Marriage should be a source of happiness, but it’s important to recognize that marriage problems can have a profound impact on mental health, potentially leading to depression. In this blog post, I’m going to cover the complex relationship between marriage problems and depression, explore the factors at play and offer some insights on how to navigate these challenges.
The Marriage-Depression Connection:
- The Power of Emotional Connection: Marriages thrive on emotional connections. When these connections weaken due to misunderstandings, conflicts, or emotional distance, it can trigger feelings of sadness and isolation which can lead to depression.
- Chronic Stress: Ongoing marital issues, such as financial struggles or unresolved conflicts, can lead to chronic stress. This persistent stress can take a toll on mental health and increase the risk of depression.
- Low Self-Esteem: Negative interactions within a marriage, like criticism or feelings of inadequacy, can erode self-esteem. Low self-esteem is closely linked to depressive symptoms.
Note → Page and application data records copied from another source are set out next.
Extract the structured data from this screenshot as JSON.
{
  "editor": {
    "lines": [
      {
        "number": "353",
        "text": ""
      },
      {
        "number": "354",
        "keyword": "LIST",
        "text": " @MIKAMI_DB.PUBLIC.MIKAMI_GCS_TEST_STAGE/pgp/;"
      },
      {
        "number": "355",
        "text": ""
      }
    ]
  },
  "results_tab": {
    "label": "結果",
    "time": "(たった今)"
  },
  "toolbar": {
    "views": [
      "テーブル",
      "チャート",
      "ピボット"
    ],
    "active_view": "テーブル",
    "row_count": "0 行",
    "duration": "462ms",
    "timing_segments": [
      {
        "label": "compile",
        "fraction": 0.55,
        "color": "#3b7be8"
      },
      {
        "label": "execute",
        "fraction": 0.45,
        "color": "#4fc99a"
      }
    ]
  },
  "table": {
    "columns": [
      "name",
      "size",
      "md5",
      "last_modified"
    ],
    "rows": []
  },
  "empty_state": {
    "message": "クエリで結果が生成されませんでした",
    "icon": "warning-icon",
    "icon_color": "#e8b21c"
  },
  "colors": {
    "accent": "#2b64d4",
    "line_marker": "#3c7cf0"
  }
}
- Lack of Emotional Support: A healthy marriage provides emotional support during challenging times. When spouses are unable to provide this support due to ongoing issues, it can intensify feelings of hopelessness, sadness and isolation.
- Communication Breakdown: Effective communication is the lifeblood of any relationship. Marital problems can lead to communication breakdowns, making it difficult to express emotions or seek help causing a potential barrier to managing depression.
Seeking Help and Healing:
While marriage problems can contribute to depression, it’s important to remember that seeking help is a sign of strength, not weakness. Here are some steps to consider:
- Open Communication: Start by talking openly with your spouse about your feelings and concerns. Seek understanding and lean into empathetic listening.
- Professional Support: Relationship coaching, marriage counseling or individual therapy can provide tools and strategies for addressing both relationship issues and depression.
- Self-Care: Prioritize self-care practices including exercise, healthy eating, an adequate sleep cycle and mindfulness to manage stress and improve mental well-being.
- Support Network: Lean on trusted friends, family members or a relationship coach for emotional support outside of your marriage.
- Medication and Treatment: In some cases, medication and therapy may be recommended by a mental health professional to help manage depression symptoms.
There is no ‘one-size-fits all’ solution and each person and relationship has its unique circumstances and needs. Marriage problems can definitely contribute to depression, but they do not have to define your journey. By acknowledging the challenges, seeking help, and prioritizing self-care, you can navigate these complex waters toward healing, stronger relationships, and improved mental health. You are not alone, and there is hope for a brighter future!
Until next time. Remember, happily after doesn’t just happen. It’s on purpose!